Some lobby groups contend that guns are simply a technology and that "guns don't kill people, people kill people." Certainly there are both positive and negative uses to virtually any technology, but historical context often reveals the impetus for technological inventions, which is never neutral. This historical context can be subverted, for example in the case of the popularization of the internet, which was invented by the US Military to ensure communication would continue even in a nuclear holocaust. Can the historically destructive and negative context of guns and ammunition be subverted? If so how can artists contribute to this process? My artistic practice often uses technological means to meet performative ends, and I will use this idea of a means to an end as a framework for addressing these issues.
Over the years I have often been exposed to guns. Not necessarily genuine firearms or employed by girls. Nevertheless, this meant to be engaged -sometimes as a frightened observer sometimes as an active participant- in bloody battles. Most of the time, combat took the form of unconventional warfare. The iconography of the examples included in this installation -whether they conform to market-driven capitalist or politically correct socialist ideology- reflect figments of masculine imagination.

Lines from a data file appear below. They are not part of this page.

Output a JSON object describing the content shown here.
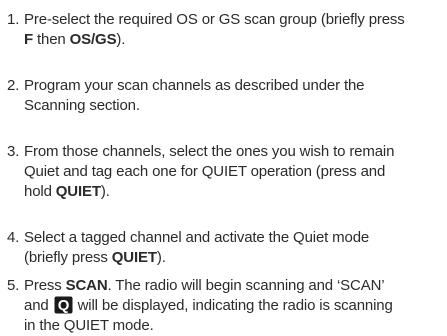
{
  "steps": [
    {
      "number": "1.",
      "lines": [
        [
          "Pre-select the required OS or GS scan group (briefly press"
        ],
        [
          {
            "b": "F"
          },
          " then ",
          {
            "b": "OS/GS"
          },
          ")."
        ]
      ]
    },
    {
      "number": "2.",
      "lines": [
        [
          "Program your scan channels as described under the"
        ],
        [
          "Scanning section."
        ]
      ]
    },
    {
      "number": "3.",
      "lines": [
        [
          "From those channels, select the ones you wish to remain"
        ],
        [
          "Quiet and tag each one for QUIET operation (press and"
        ],
        [
          "hold ",
          {
            "b": "QUIET"
          },
          ")."
        ]
      ]
    },
    {
      "number": "4.",
      "lines": [
        [
          "Select a tagged channel and activate the Quiet mode"
        ],
        [
          "(briefly press ",
          {
            "b": "QUIET"
          },
          ")."
        ]
      ]
    },
    {
      "number": "5.",
      "lines": [
        [
          "Press ",
          {
            "b": "SCAN"
          },
          ". The radio will begin scanning and ‘SCAN’"
        ],
        [
          "and ",
          {
            "icon": "quiet-mode-icon",
            "letter": "Q"
          },
          " will be displayed, indicating the radio is scanning"
        ],
        [
          "in the QUIET mode."
        ]
      ]
    }
  ],
  "colors": {
    "text": "#2b2b2b",
    "icon_background": "#1a1a1a",
    "icon_letter": "#ffffff"
  }
}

Yet in addition to standard practice the tools and methods of methods of frequently underground female dissent have often been and continue to be often highly unorthodox ranging from the subversive stitch of medieval embroideries to gunslinger tattoos in Stalinist camps or gunslingers on the Net..
My work in the Girls and Guns show reclaims and reconfigures Medusa, a flexible super-heroine, born long ago and recently revived as a power symbol in feminist art and theory. Fundamentally I am interested in Medusa's refusal to die.Following the 1986 publication of Helene Cixous's now famous essay "The Laugh of Medusa", the sneaku Medusa has lived beyond her decapitation in ancient myth to stage a theatrical comeback as an embodiment of woman's own power; returning in high art and pop culture sequels and spin-offs and re-runs. For men Medusa embodies an imperfectly realized desire to control women. And for women: Medusa represents a sense of their own power as women possibly hallucinatory, subversive, perhaps out of control. Contemporary artistic visions of Medusa encourage the growth of new possibilities where control and out-of-control are interactively negotiated in a way that enhances human strength in general, rather than pitting masculine strength against feminine subversion. Male viewers as well as female viewers may find this vision enticing.
I point and shoot the subjects with my camera. I am disarming the subjects by shooting the candid and specific moments and at the same time the subjects are disarming me.
Miss Mouse builds on her extensive Fight Club research into gender and violence to take on the topic of "Girls and Guns." This time she's got company, as community outreach activist Miss Teapot joins the fray. Together, the scantily clad duo pose for action packed trading cards employ sex and violence as a means of illustrating basic human powers.